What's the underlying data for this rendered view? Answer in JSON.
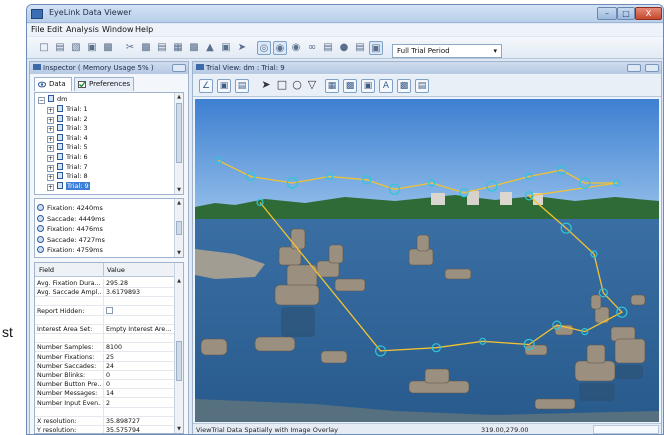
{
  "outside_text": "st",
  "window": {
    "title": "EyeLink Data Viewer",
    "minimize_label": "–",
    "maximize_label": "□",
    "close_label": "X"
  },
  "menu": [
    "File",
    "Edit",
    "Analysis",
    "Window",
    "Help"
  ],
  "toolbar": {
    "period_select": "Full Trial Period",
    "period_arrow": "▾"
  },
  "inspector": {
    "title": "Inspector ( Memory Usage 5% )",
    "tabs": [
      "Data",
      "Preferences"
    ],
    "tree": {
      "root": "dm",
      "trials": [
        "Trial: 1",
        "Trial: 2",
        "Trial: 3",
        "Trial: 4",
        "Trial: 5",
        "Trial: 6",
        "Trial: 7",
        "Trial: 8",
        "Trial: 9"
      ],
      "selected_index": 8
    },
    "events": [
      {
        "label": "Fixation: 4240ms"
      },
      {
        "label": "Saccade: 4449ms"
      },
      {
        "label": "Fixation: 4476ms"
      },
      {
        "label": "Saccade: 4727ms"
      },
      {
        "label": "Fixation: 4759ms"
      }
    ],
    "properties": {
      "headers": [
        "Field",
        "Value"
      ],
      "rows": [
        {
          "field": "Avg. Fixation Dura...",
          "value": "295.28"
        },
        {
          "field": "Avg. Saccade Ampl...",
          "value": "3.6179893"
        },
        {
          "field": "",
          "value": ""
        },
        {
          "field": "Report Hidden:",
          "value": "",
          "checkbox": true
        },
        {
          "field": "",
          "value": ""
        },
        {
          "field": "Interest Area Set:",
          "value": "Empty Interest Are..."
        },
        {
          "field": "",
          "value": ""
        },
        {
          "field": "Number Samples:",
          "value": "8100"
        },
        {
          "field": "Number Fixations:",
          "value": "25"
        },
        {
          "field": "Number Saccades:",
          "value": "24"
        },
        {
          "field": "Number Blinks:",
          "value": "0"
        },
        {
          "field": "Number Button Pre...",
          "value": "0"
        },
        {
          "field": "Number Messages:",
          "value": "14"
        },
        {
          "field": "Number Input Even...",
          "value": "2"
        },
        {
          "field": "",
          "value": ""
        },
        {
          "field": "X resolution:",
          "value": "35.898727"
        },
        {
          "field": "Y resolution:",
          "value": "35.575794"
        }
      ]
    }
  },
  "trial_view": {
    "title": "Trial View: dm : Trial: 9",
    "status_message": "ViewTrial Data Spatially with Image Overlay",
    "status_coords": "319.00,279.00",
    "colors": {
      "scanpath": "#f1c232",
      "fixation": "#2ec6d8"
    },
    "fixations": [
      [
        0.05,
        0.19
      ],
      [
        0.12,
        0.24
      ],
      [
        0.21,
        0.26
      ],
      [
        0.29,
        0.24
      ],
      [
        0.37,
        0.25
      ],
      [
        0.43,
        0.28
      ],
      [
        0.51,
        0.26
      ],
      [
        0.58,
        0.29
      ],
      [
        0.64,
        0.27
      ],
      [
        0.72,
        0.24
      ],
      [
        0.79,
        0.22
      ],
      [
        0.84,
        0.26
      ],
      [
        0.91,
        0.26
      ],
      [
        0.72,
        0.3
      ],
      [
        0.8,
        0.4
      ],
      [
        0.86,
        0.48
      ],
      [
        0.88,
        0.6
      ],
      [
        0.92,
        0.66
      ],
      [
        0.84,
        0.72
      ],
      [
        0.78,
        0.7
      ],
      [
        0.72,
        0.76
      ],
      [
        0.62,
        0.75
      ],
      [
        0.52,
        0.77
      ],
      [
        0.4,
        0.78
      ],
      [
        0.14,
        0.32
      ]
    ]
  }
}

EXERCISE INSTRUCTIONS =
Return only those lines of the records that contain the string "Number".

TASK ANSWER =
          "field": "Number Samples:",
          "field": "Number Fixations:",
          "field": "Number Saccades:",
          "field": "Number Blinks:",
          "field": "Number Button Pre...",
          "field": "Number Messages:",
          "field": "Number Input Even...",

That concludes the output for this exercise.